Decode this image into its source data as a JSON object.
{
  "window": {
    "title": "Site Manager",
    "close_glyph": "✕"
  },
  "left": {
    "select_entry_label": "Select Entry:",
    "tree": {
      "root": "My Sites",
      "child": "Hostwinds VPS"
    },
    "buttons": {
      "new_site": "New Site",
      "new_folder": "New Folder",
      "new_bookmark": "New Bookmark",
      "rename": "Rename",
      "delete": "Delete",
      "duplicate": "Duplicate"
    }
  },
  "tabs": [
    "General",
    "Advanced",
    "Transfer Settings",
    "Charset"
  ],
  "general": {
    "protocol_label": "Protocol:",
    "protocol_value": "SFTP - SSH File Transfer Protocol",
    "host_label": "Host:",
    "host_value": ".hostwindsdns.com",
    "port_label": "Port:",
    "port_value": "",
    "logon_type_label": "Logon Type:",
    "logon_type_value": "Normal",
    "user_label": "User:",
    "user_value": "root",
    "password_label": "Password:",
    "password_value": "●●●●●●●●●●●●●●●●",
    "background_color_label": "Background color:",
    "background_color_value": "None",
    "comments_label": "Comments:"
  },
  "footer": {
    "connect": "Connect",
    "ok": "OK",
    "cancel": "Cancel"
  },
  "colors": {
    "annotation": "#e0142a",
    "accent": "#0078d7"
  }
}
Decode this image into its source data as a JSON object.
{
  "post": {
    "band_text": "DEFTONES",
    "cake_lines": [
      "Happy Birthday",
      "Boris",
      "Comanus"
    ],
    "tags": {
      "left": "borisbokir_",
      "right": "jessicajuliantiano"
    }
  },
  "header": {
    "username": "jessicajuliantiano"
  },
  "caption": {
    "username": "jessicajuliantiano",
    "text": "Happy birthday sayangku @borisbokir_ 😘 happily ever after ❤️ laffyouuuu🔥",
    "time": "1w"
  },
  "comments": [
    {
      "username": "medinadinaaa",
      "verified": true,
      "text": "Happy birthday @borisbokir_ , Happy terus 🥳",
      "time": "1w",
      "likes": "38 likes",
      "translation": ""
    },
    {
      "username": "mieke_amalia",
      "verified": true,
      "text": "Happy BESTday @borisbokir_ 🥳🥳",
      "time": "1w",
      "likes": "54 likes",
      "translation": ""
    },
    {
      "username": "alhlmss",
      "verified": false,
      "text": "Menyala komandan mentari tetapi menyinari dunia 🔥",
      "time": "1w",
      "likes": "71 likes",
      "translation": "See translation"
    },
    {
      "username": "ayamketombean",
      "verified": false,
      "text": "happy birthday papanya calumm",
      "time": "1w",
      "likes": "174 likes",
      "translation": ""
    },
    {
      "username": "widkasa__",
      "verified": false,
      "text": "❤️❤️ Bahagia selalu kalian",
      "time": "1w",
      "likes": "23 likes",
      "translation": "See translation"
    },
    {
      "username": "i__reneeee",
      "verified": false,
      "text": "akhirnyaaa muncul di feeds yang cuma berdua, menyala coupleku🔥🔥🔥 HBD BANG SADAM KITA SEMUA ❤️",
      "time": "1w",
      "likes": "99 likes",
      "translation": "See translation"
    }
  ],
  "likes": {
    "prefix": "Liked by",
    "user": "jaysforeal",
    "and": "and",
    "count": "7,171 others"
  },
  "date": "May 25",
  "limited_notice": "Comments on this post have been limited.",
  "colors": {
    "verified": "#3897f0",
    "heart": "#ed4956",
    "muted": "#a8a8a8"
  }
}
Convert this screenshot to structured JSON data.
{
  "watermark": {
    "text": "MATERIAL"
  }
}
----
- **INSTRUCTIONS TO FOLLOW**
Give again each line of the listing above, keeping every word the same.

- **ANSWER TO THIS EXERCISE**
Decode this image into its source data as a JSON object.
{
  "window": {
    "title": "Site Manager",
    "close_glyph": "✕"
  },
  "left": {
    "select_entry_label": "Select Entry:",
    "tree": {
      "root": "My Sites",
      "child": "Hostwinds VPS"
    },
    "buttons": {
      "new_site": "New Site",
      "new_folder": "New Folder",
      "new_bookmark": "New Bookmark",
      "rename": "Rename",
      "delete": "Delete",
      "duplicate": "Duplicate"
    }
  },
  "tabs": [
    "General",
    "Advanced",
    "Transfer Settings",
    "Charset"
  ],
  "general": {
    "protocol_label": "Protocol:",
    "protocol_value": "SFTP - SSH File Transfer Protocol",
    "host_label": "Host:",
    "host_value": ".hostwindsdns.com",
    "port_label": "Port:",
    "port_value": "",
    "logon_type_label": "Logon Type:",
    "logon_type_value": "Normal",
    "user_label": "User:",
    "user_value": "root",
    "password_label": "Password:",
    "password_value": "●●●●●●●●●●●●●●●●",
    "background_color_label": "Background color:",
    "background_color_value": "None",
    "comments_label": "Comments:"
  },
  "footer": {
    "connect": "Connect",
    "ok": "OK",
    "cancel": "Cancel"
  },
  "colors": {
    "annotation": "#e0142a",
    "accent": "#0078d7"
  }
}
Decode this image into its source data as a JSON object.
{
  "post": {
    "band_text": "DEFTONES",
    "cake_lines": [
      "Happy Birthday",
      "Boris",
      "Comanus"
    ],
    "tags": {
      "left": "borisbokir_",
      "right": "jessicajuliantiano"
    }
  },
  "header": {
    "username": "jessicajuliantiano"
  },
  "caption": {
    "username": "jessicajuliantiano",
    "text": "Happy birthday sayangku @borisbokir_ 😘 happily ever after ❤️ laffyouuuu🔥",
    "time": "1w"
  },
  "comments": [
    {
      "username": "medinadinaaa",
      "verified": true,
      "text": "Happy birthday @borisbokir_ , Happy terus 🥳",
      "time": "1w",
      "likes": "38 likes",
      "translation": ""
    },
    {
      "username": "mieke_amalia",
      "verified": true,
      "text": "Happy BESTday @borisbokir_ 🥳🥳",
      "time": "1w",
      "likes": "54 likes",
      "translation": ""
    },
    {
      "username": "alhlmss",
      "verified": false,
      "text": "Menyala komandan mentari tetapi menyinari dunia 🔥",
      "time": "1w",
      "likes": "71 likes",
      "translation": "See translation"
    },
    {
      "username": "ayamketombean",
      "verified": false,
      "text": "happy birthday papanya calumm",
      "time": "1w",
      "likes": "174 likes",
      "translation": ""
    },
    {
      "username": "widkasa__",
      "verified": false,
      "text": "❤️❤️ Bahagia selalu kalian",
      "time": "1w",
      "likes": "23 likes",
      "translation": "See translation"
    },
    {
      "username": "i__reneeee",
      "verified": false,
      "text": "akhirnyaaa muncul di feeds yang cuma berdua, menyala coupleku🔥🔥🔥 HBD BANG SADAM KITA SEMUA ❤️",
      "time": "1w",
      "likes": "99 likes",
      "translation": "See translation"
    }
  ],
  "likes": {
    "prefix": "Liked by",
    "user": "jaysforeal",
    "and": "and",
    "count": "7,171 others"
  },
  "date": "May 25",
  "limited_notice": "Comments on this post have been limited.",
  "colors": {
    "verified": "#3897f0",
    "heart": "#ed4956",
    "muted": "#a8a8a8"
  }
}
Convert this screenshot to structured JSON data.
{
  "watermark": {
    "text": "MATERIAL"
  }
}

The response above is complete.